▶ Your objective:
What lines in the following entries hold the word "background"? Copy each one.

▶ Data listing:
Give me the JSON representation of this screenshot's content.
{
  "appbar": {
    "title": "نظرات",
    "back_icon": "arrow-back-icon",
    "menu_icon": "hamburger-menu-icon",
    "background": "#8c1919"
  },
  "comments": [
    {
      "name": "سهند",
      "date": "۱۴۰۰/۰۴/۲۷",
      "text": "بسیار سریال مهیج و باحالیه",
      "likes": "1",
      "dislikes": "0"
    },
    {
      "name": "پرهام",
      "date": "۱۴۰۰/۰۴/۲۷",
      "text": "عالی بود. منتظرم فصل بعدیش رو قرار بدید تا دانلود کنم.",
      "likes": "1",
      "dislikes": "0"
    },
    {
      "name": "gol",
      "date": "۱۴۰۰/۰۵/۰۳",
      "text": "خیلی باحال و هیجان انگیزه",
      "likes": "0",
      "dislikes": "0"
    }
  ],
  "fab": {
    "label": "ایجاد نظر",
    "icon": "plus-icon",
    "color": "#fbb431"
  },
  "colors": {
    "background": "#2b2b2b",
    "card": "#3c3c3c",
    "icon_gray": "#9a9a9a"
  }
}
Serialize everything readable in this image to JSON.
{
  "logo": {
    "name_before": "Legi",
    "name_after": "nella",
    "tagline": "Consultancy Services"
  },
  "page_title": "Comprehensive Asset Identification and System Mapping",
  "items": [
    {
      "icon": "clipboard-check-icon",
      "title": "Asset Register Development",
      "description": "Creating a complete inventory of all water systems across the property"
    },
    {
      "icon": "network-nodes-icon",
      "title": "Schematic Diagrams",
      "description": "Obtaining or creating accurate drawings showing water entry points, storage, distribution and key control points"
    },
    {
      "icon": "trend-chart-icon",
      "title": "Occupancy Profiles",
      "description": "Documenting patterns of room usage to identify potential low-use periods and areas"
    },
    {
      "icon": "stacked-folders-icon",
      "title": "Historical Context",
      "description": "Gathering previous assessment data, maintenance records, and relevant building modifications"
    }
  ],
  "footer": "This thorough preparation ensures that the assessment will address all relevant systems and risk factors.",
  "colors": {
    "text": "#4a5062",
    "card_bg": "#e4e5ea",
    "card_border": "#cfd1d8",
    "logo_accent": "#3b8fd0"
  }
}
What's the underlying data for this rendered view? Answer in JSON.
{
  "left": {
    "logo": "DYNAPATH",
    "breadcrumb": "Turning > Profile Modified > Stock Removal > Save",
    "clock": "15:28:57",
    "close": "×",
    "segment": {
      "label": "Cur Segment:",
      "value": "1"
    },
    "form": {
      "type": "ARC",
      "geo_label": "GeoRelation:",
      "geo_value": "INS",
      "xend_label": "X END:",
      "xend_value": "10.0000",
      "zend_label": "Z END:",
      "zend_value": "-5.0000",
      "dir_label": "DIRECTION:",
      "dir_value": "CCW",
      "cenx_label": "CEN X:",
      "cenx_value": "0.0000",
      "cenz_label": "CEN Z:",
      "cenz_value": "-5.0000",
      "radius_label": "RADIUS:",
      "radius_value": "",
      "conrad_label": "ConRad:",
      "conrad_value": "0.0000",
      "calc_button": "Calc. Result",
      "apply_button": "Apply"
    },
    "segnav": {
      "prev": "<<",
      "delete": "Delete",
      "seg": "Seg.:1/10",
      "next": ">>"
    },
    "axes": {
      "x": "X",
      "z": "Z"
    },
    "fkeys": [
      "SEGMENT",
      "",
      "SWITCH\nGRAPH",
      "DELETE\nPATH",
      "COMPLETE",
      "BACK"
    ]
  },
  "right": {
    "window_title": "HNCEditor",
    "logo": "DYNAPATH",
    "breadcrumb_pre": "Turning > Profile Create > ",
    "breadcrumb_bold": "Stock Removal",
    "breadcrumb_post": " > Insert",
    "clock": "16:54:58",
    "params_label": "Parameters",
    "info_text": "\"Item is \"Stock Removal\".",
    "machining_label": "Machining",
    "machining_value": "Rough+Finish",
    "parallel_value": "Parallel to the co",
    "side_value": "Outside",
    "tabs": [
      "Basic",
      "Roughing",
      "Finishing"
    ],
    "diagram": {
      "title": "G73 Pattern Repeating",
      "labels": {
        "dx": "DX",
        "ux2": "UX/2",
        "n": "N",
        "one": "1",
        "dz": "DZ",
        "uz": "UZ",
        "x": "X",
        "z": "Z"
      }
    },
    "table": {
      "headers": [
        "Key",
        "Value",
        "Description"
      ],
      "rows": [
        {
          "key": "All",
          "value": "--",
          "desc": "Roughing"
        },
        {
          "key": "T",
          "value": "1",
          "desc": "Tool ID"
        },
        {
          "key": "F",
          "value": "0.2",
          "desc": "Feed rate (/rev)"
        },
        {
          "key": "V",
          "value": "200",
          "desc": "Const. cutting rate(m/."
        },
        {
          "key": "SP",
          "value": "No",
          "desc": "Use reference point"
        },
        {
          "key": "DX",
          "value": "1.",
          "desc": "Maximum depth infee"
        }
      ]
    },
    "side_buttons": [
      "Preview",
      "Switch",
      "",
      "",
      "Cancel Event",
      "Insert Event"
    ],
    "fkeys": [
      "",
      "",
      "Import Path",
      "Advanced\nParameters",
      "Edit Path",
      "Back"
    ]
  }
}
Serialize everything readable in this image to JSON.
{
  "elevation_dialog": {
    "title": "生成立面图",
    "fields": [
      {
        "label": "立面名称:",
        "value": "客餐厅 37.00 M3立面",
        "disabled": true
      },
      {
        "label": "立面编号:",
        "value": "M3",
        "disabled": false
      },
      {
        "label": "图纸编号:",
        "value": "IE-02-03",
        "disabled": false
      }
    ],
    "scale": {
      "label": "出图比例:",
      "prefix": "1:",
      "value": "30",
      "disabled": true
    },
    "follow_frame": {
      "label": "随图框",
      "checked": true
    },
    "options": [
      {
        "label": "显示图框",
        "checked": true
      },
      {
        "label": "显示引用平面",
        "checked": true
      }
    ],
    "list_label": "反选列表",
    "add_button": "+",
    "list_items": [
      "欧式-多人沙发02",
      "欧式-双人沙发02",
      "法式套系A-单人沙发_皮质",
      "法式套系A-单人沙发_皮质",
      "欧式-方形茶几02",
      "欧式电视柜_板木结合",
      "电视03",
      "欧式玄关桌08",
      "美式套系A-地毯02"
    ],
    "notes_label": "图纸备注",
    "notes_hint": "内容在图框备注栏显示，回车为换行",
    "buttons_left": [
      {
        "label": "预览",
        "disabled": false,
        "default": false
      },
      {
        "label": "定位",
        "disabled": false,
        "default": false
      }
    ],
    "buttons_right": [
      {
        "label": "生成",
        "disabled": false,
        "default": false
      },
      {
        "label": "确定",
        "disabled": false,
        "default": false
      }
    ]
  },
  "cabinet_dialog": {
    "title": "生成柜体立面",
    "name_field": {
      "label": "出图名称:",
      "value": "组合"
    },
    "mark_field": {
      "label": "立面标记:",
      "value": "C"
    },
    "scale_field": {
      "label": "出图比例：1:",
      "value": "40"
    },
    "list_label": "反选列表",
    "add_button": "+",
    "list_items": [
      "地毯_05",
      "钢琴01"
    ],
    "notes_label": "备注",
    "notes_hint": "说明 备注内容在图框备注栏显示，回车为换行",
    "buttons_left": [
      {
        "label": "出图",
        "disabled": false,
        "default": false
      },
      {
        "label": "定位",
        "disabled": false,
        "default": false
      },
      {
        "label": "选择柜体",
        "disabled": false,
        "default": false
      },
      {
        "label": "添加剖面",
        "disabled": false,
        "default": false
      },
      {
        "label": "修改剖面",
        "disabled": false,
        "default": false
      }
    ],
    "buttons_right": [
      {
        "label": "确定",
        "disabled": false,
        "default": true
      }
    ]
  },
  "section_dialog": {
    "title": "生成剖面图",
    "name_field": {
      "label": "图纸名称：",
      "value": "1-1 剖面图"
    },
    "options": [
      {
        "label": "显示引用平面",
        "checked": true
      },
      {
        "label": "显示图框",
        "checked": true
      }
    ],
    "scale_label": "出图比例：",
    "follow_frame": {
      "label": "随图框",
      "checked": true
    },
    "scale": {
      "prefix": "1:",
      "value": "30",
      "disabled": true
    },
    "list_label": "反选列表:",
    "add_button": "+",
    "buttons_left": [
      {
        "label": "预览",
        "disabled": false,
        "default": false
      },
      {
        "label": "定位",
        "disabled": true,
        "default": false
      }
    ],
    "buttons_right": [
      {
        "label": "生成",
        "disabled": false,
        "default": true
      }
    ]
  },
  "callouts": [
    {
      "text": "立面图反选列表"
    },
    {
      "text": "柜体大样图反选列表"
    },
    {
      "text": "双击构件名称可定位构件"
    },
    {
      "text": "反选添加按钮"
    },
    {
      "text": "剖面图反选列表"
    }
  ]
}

▶ Result of this task:
    "background": "#8c1919"
    "background": "#2b2b2b",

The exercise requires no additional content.